Spread out, it covered my small plot a foot deep. The next morning, the neighbors came over to complain about the smell. ("What are you raising here, a cavalry?") They also mentioned that no vegetable could survive in that much poop. It was a refrain I was to hear often in the ensuing years -- lots of dire warnings about "salts". Well, ha. The tomatoes and zucchini I grew that summer were so prolific they ended up starring in a bizarre end-of-season softball game, and since then, I have known instinctively that even if manure does not work for every gardener, it will always work for me.

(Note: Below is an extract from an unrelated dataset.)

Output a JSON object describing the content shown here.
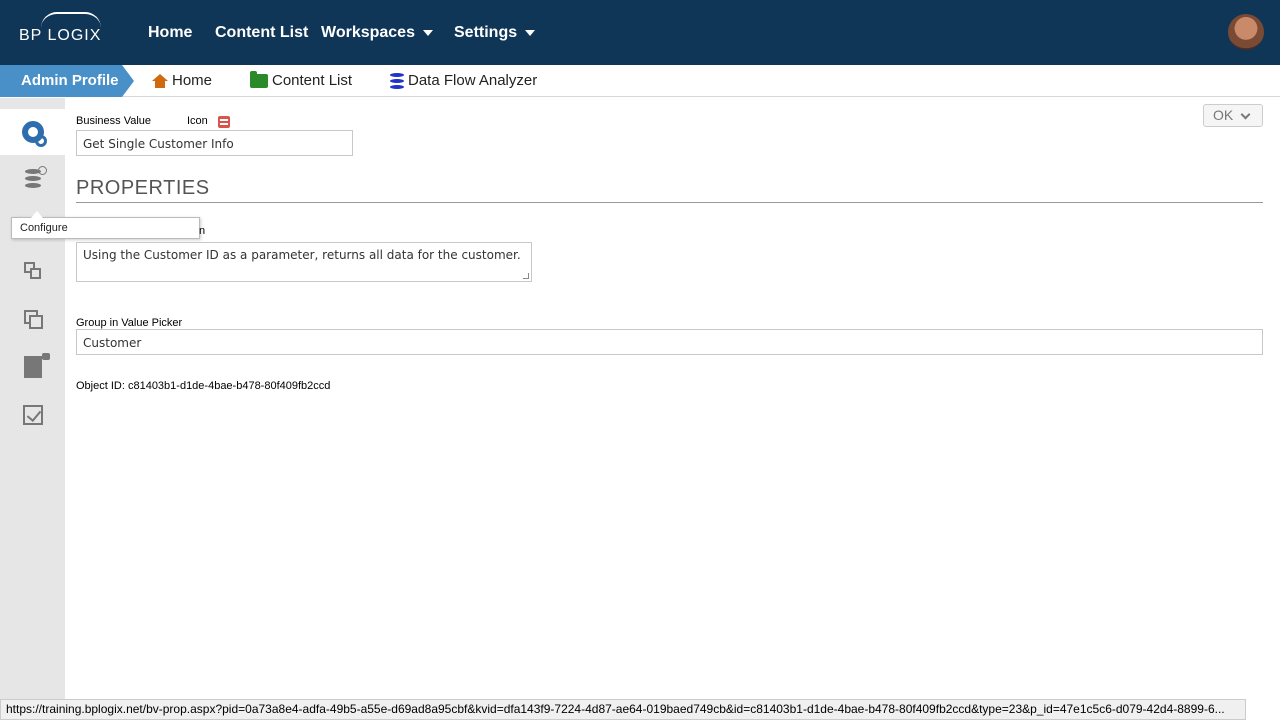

I moved to an inner-city farmhouse, and again, I lucked out. My elderly neighbor raised rabbits and had already installed an elaborate ramp system in which rabbit pellets rolled from the cages down into drywall buckets, which I would collect and distribute anywhere the mood struck me. As you may know, rabbit manure is magnificent stuff that breaks down instantly and hardly smells at all. What did I deduce about its chemical components? Nothing, except that it works.

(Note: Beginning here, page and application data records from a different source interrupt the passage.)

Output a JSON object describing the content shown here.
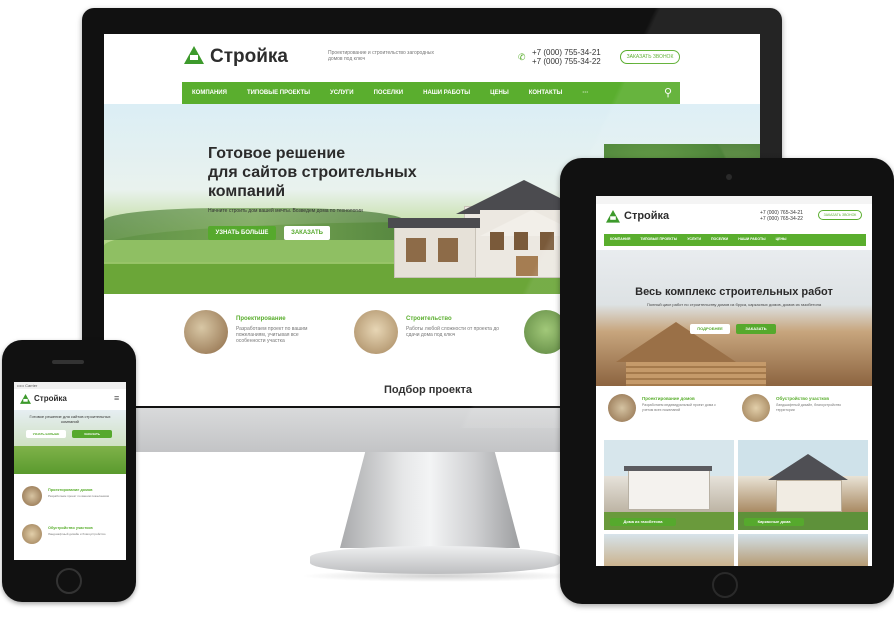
{
  "brand": "Стройка",
  "monitor": {
    "tagline": "Проектирование и строительство загородных домов под ключ",
    "phone1": "+7 (000) 755-34-21",
    "phone2": "+7 (000) 755-34-22",
    "callback_label": "Заказать звонок",
    "nav": [
      "Компания",
      "Типовые проекты",
      "Услуги",
      "Поселки",
      "Наши работы",
      "Цены",
      "Контакты",
      "···"
    ],
    "hero_title_1": "Готовое решение",
    "hero_title_2": "для сайтов строительных",
    "hero_title_3": "компаний",
    "hero_sub": "Начните строить дом вашей мечты. Возведем дома по технологии",
    "btn_more": "Узнать больше",
    "btn_order": "Заказать",
    "services": [
      {
        "title": "Проектирование",
        "text": "Разработаем проект по вашим пожеланиям, учитывая все особенности участка"
      },
      {
        "title": "Строительство",
        "text": "Работы любой сложности от проекта до сдачи дома под ключ"
      }
    ],
    "section_title": "Подбор проекта"
  },
  "tablet": {
    "phone1": "+7 (000) 765-34-21",
    "phone2": "+7 (000) 765-34-22",
    "callback_label": "Заказать звонок",
    "nav": [
      "Компания",
      "Типовые проекты",
      "Услуги",
      "Поселки",
      "Наши работы",
      "Цены"
    ],
    "hero_title": "Весь комплекс строительных работ",
    "hero_sub": "Полный цикл работ по строительству домов из бруса, каркасных домов, домов из газобетона",
    "btn_more": "Подробнее",
    "btn_order": "Заказать",
    "services": [
      {
        "title": "Проектирование домов",
        "text": "Разработаем индивидуальный проект дома с учетом всех пожеланий"
      },
      {
        "title": "Обустройство участков",
        "text": "Ландшафтный дизайн, благоустройство территории"
      }
    ],
    "cards": [
      "Дома из газобетона",
      "Каркасные дома"
    ]
  },
  "phone": {
    "status": "••••• Carrier",
    "hero_text": "Готовое решение для сайтов строительных компаний",
    "btn_more": "Узнать больше",
    "btn_order": "Заказать",
    "services": [
      {
        "title": "Проектирование домов",
        "text": "Разработаем проект по вашим пожеланиям"
      },
      {
        "title": "Обустройство участков",
        "text": "Ландшафтный дизайн и благоустройство"
      }
    ]
  },
  "colors": {
    "accent": "#5aae2e",
    "dark": "#111111"
  },
  "icons": [
    "logo-icon",
    "search-icon",
    "phone-icon",
    "menu-icon",
    "home-button-icon",
    "camera-icon"
  ]
}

If you ask it to. It turns out that compost can be made without manure at all, and that some gardeners consider this a relief. How can this be? Don't they realize that llamas maintain a pecking order that is, in fact, a pooping order, in which higher-up members of the herd poop higher on the pile? In other words, that their manure is organized neatly into one massive pile? Thoughtful of the llamas, isn't it?
And think -- just think -- of chicken poop, reputed to get so hot it can burn the paint off a pickup truck! And marvel -- just marvel -- at urban zoos that raise money by selling bags of "zoo doo" that can include offerings from elephants! Who wouldn't want a bag of that? I would. And my birthday is in August, and let me be clear -- I am totally over the family manure shame.
But enough fantasizing. The reality is what it's always been: horse poop. My home in the mountains is only 300 yards from two Arabian horses. Under a five-month snow cover and 300 days of scorching high-altitude sun, the poop of those Arabians distills into a fine black powder that fluffs like down. Each year, I treat myself to a pickup-load for Mother's Day. Another neighbor who owns ducks -- and hence, duck poop -- has seen me unloading the Arabian treasure. She says I should be wary of horse manure. I should "use it sparingly." It is "chemically dubious." It can "burn the seedlings."
I smile politely at this and do what I have always done. All pleasures should be so reliable.
Robin Chotzinoff is the author of People with Dirty Hands (Harcourt Brace, 1997).